+++ Extracted information
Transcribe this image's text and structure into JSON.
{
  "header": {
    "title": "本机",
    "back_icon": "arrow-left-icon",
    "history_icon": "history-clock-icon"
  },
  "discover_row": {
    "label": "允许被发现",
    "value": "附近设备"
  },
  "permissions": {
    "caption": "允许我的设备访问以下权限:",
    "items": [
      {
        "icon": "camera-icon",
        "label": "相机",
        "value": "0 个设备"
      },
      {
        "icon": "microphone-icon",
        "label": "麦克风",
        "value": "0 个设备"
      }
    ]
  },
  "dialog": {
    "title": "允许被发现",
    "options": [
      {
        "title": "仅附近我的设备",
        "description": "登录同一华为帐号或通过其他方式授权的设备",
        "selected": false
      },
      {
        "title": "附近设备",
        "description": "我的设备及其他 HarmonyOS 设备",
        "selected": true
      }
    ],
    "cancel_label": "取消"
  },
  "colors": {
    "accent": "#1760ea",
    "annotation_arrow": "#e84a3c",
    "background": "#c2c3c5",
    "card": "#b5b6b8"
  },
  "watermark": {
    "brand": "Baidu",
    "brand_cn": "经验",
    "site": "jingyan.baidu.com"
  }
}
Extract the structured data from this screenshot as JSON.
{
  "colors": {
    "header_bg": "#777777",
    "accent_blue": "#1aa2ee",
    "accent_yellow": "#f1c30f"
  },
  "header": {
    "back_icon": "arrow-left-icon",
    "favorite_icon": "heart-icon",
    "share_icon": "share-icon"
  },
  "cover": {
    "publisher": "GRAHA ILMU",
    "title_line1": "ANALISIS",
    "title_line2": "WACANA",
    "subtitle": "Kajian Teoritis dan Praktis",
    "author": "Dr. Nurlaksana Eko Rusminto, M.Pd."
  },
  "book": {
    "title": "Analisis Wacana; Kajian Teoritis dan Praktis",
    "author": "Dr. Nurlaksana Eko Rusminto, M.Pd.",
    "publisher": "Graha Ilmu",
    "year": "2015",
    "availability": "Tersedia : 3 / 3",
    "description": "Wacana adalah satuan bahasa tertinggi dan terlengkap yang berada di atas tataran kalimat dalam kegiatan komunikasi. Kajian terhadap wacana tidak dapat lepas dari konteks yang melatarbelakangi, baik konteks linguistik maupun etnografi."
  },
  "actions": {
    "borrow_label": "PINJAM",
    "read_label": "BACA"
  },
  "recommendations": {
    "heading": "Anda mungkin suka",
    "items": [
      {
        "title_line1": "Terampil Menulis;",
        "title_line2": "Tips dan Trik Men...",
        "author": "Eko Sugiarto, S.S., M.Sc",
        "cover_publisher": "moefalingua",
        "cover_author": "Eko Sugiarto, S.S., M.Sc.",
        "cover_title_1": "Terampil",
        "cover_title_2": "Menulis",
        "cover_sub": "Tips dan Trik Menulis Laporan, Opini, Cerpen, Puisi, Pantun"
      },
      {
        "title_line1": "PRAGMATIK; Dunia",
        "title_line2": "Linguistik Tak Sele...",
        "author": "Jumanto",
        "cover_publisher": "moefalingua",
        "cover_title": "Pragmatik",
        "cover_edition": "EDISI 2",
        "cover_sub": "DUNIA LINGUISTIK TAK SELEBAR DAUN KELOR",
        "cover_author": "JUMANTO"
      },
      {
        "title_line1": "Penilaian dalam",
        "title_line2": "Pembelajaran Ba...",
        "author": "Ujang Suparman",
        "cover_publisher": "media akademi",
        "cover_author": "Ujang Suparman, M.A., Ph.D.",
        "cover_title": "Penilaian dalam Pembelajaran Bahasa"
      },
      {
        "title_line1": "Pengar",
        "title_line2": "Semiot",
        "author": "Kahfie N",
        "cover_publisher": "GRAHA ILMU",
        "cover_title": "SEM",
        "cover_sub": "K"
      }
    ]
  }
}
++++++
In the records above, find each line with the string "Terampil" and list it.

        "title_line1": "Terampil Menulis;",
        "cover_title_1": "Terampil",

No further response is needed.